(Data records)
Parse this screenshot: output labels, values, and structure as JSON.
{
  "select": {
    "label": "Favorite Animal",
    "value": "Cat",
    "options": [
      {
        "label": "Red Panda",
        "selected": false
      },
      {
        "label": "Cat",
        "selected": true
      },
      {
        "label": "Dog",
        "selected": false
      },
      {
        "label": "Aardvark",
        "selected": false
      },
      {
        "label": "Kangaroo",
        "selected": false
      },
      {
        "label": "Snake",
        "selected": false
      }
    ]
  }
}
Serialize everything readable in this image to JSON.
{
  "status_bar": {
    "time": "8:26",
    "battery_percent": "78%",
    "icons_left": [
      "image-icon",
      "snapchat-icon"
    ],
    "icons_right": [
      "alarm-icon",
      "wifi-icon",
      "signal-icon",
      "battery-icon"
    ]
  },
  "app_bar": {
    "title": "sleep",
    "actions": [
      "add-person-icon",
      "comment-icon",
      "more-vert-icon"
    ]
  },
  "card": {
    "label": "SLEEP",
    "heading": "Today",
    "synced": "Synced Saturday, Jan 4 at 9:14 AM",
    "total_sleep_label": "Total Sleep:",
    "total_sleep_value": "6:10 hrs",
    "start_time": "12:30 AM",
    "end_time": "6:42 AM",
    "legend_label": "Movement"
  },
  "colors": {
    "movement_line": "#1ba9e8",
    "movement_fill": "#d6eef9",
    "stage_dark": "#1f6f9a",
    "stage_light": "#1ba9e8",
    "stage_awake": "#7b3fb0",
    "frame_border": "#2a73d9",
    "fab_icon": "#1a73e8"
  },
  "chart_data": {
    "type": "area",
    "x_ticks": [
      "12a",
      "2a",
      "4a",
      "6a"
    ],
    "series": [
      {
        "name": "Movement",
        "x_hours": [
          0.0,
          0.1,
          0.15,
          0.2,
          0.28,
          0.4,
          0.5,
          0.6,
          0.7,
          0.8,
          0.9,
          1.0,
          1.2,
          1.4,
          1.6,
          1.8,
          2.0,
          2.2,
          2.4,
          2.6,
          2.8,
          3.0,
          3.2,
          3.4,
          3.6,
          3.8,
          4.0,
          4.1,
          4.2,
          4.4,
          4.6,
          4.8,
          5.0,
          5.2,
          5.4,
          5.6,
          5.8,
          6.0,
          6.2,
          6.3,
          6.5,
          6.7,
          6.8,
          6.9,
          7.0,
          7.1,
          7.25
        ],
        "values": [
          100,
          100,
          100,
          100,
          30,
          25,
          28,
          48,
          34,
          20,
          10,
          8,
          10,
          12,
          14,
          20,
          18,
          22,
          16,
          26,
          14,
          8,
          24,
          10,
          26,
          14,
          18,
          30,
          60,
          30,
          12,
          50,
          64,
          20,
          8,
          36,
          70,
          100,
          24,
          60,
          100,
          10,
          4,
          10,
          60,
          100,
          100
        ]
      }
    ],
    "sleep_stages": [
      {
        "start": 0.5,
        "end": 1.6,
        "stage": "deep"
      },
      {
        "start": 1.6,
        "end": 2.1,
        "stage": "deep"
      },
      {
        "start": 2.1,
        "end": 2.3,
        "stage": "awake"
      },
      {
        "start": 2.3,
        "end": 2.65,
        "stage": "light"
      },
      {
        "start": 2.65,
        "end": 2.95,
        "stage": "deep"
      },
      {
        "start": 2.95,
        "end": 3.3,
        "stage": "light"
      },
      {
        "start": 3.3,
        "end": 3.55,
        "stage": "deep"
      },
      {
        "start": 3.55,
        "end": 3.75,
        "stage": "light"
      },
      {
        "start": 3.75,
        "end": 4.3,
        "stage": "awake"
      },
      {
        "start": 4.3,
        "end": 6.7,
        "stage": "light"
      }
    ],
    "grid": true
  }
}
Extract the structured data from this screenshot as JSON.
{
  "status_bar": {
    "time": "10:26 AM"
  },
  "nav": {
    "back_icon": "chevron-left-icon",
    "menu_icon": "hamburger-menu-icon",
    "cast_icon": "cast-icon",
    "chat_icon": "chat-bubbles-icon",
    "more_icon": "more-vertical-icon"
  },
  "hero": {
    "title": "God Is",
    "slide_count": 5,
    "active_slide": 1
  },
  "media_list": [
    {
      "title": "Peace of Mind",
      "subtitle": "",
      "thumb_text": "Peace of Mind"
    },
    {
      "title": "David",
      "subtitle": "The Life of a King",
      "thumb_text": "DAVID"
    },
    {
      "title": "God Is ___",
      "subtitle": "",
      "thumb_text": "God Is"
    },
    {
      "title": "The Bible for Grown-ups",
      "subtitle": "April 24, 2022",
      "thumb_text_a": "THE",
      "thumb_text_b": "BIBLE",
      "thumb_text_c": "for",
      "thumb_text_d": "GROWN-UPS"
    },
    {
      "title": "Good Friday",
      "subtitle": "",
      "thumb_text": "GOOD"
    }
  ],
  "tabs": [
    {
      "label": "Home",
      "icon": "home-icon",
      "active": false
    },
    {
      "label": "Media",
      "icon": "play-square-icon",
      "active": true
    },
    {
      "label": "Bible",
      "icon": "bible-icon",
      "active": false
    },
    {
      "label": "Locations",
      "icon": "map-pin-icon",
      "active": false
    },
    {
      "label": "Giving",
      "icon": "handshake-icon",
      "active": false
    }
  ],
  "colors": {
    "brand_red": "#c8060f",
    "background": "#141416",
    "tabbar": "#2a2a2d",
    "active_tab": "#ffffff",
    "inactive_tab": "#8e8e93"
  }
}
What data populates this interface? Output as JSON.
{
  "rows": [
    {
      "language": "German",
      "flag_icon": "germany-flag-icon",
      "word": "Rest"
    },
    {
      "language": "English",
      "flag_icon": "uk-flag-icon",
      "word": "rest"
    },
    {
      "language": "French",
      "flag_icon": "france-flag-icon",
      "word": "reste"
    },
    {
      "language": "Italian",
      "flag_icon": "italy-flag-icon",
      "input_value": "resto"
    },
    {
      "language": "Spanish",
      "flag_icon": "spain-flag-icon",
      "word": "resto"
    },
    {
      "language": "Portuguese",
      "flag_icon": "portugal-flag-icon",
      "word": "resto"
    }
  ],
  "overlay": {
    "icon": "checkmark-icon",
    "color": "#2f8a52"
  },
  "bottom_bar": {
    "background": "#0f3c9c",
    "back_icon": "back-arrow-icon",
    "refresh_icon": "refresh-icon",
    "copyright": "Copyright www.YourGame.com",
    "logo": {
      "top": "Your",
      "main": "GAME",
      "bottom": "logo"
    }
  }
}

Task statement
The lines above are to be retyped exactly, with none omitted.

Task output
Parse this screenshot: output labels, values, and structure as JSON.
{
  "select": {
    "label": "Favorite Animal",
    "value": "Cat",
    "options": [
      {
        "label": "Red Panda",
        "selected": false
      },
      {
        "label": "Cat",
        "selected": true
      },
      {
        "label": "Dog",
        "selected": false
      },
      {
        "label": "Aardvark",
        "selected": false
      },
      {
        "label": "Kangaroo",
        "selected": false
      },
      {
        "label": "Snake",
        "selected": false
      }
    ]
  }
}
Serialize everything readable in this image to JSON.
{
  "status_bar": {
    "time": "8:26",
    "battery_percent": "78%",
    "icons_left": [
      "image-icon",
      "snapchat-icon"
    ],
    "icons_right": [
      "alarm-icon",
      "wifi-icon",
      "signal-icon",
      "battery-icon"
    ]
  },
  "app_bar": {
    "title": "sleep",
    "actions": [
      "add-person-icon",
      "comment-icon",
      "more-vert-icon"
    ]
  },
  "card": {
    "label": "SLEEP",
    "heading": "Today",
    "synced": "Synced Saturday, Jan 4 at 9:14 AM",
    "total_sleep_label": "Total Sleep:",
    "total_sleep_value": "6:10 hrs",
    "start_time": "12:30 AM",
    "end_time": "6:42 AM",
    "legend_label": "Movement"
  },
  "colors": {
    "movement_line": "#1ba9e8",
    "movement_fill": "#d6eef9",
    "stage_dark": "#1f6f9a",
    "stage_light": "#1ba9e8",
    "stage_awake": "#7b3fb0",
    "frame_border": "#2a73d9",
    "fab_icon": "#1a73e8"
  },
  "chart_data": {
    "type": "area",
    "x_ticks": [
      "12a",
      "2a",
      "4a",
      "6a"
    ],
    "series": [
      {
        "name": "Movement",
        "x_hours": [
          0.0,
          0.1,
          0.15,
          0.2,
          0.28,
          0.4,
          0.5,
          0.6,
          0.7,
          0.8,
          0.9,
          1.0,
          1.2,
          1.4,
          1.6,
          1.8,
          2.0,
          2.2,
          2.4,
          2.6,
          2.8,
          3.0,
          3.2,
          3.4,
          3.6,
          3.8,
          4.0,
          4.1,
          4.2,
          4.4,
          4.6,
          4.8,
          5.0,
          5.2,
          5.4,
          5.6,
          5.8,
          6.0,
          6.2,
          6.3,
          6.5,
          6.7,
          6.8,
          6.9,
          7.0,
          7.1,
          7.25
        ],
        "values": [
          100,
          100,
          100,
          100,
          30,
          25,
          28,
          48,
          34,
          20,
          10,
          8,
          10,
          12,
          14,
          20,
          18,
          22,
          16,
          26,
          14,
          8,
          24,
          10,
          26,
          14,
          18,
          30,
          60,
          30,
          12,
          50,
          64,
          20,
          8,
          36,
          70,
          100,
          24,
          60,
          100,
          10,
          4,
          10,
          60,
          100,
          100
        ]
      }
    ],
    "sleep_stages": [
      {
        "start": 0.5,
        "end": 1.6,
        "stage": "deep"
      },
      {
        "start": 1.6,
        "end": 2.1,
        "stage": "deep"
      },
      {
        "start": 2.1,
        "end": 2.3,
        "stage": "awake"
      },
      {
        "start": 2.3,
        "end": 2.65,
        "stage": "light"
      },
      {
        "start": 2.65,
        "end": 2.95,
        "stage": "deep"
      },
      {
        "start": 2.95,
        "end": 3.3,
        "stage": "light"
      },
      {
        "start": 3.3,
        "end": 3.55,
        "stage": "deep"
      },
      {
        "start": 3.55,
        "end": 3.75,
        "stage": "light"
      },
      {
        "start": 3.75,
        "end": 4.3,
        "stage": "awake"
      },
      {
        "start": 4.3,
        "end": 6.7,
        "stage": "light"
      }
    ],
    "grid": true
  }
}
Extract the structured data from this screenshot as JSON.
{
  "status_bar": {
    "time": "10:26 AM"
  },
  "nav": {
    "back_icon": "chevron-left-icon",
    "menu_icon": "hamburger-menu-icon",
    "cast_icon": "cast-icon",
    "chat_icon": "chat-bubbles-icon",
    "more_icon": "more-vertical-icon"
  },
  "hero": {
    "title": "God Is",
    "slide_count": 5,
    "active_slide": 1
  },
  "media_list": [
    {
      "title": "Peace of Mind",
      "subtitle": "",
      "thumb_text": "Peace of Mind"
    },
    {
      "title": "David",
      "subtitle": "The Life of a King",
      "thumb_text": "DAVID"
    },
    {
      "title": "God Is ___",
      "subtitle": "",
      "thumb_text": "God Is"
    },
    {
      "title": "The Bible for Grown-ups",
      "subtitle": "April 24, 2022",
      "thumb_text_a": "THE",
      "thumb_text_b": "BIBLE",
      "thumb_text_c": "for",
      "thumb_text_d": "GROWN-UPS"
    },
    {
      "title": "Good Friday",
      "subtitle": "",
      "thumb_text": "GOOD"
    }
  ],
  "tabs": [
    {
      "label": "Home",
      "icon": "home-icon",
      "active": false
    },
    {
      "label": "Media",
      "icon": "play-square-icon",
      "active": true
    },
    {
      "label": "Bible",
      "icon": "bible-icon",
      "active": false
    },
    {
      "label": "Locations",
      "icon": "map-pin-icon",
      "active": false
    },
    {
      "label": "Giving",
      "icon": "handshake-icon",
      "active": false
    }
  ],
  "colors": {
    "brand_red": "#c8060f",
    "background": "#141416",
    "tabbar": "#2a2a2d",
    "active_tab": "#ffffff",
    "inactive_tab": "#8e8e93"
  }
}
What data populates this interface? Output as JSON.
{
  "rows": [
    {
      "language": "German",
      "flag_icon": "germany-flag-icon",
      "word": "Rest"
    },
    {
      "language": "English",
      "flag_icon": "uk-flag-icon",
      "word": "rest"
    },
    {
      "language": "French",
      "flag_icon": "france-flag-icon",
      "word": "reste"
    },
    {
      "language": "Italian",
      "flag_icon": "italy-flag-icon",
      "input_value": "resto"
    },
    {
      "language": "Spanish",
      "flag_icon": "spain-flag-icon",
      "word": "resto"
    },
    {
      "language": "Portuguese",
      "flag_icon": "portugal-flag-icon",
      "word": "resto"
    }
  ],
  "overlay": {
    "icon": "checkmark-icon",
    "color": "#2f8a52"
  },
  "bottom_bar": {
    "background": "#0f3c9c",
    "back_icon": "back-arrow-icon",
    "refresh_icon": "refresh-icon",
    "copyright": "Copyright www.YourGame.com",
    "logo": {
      "top": "Your",
      "main": "GAME",
      "bottom": "logo"
    }
  }
}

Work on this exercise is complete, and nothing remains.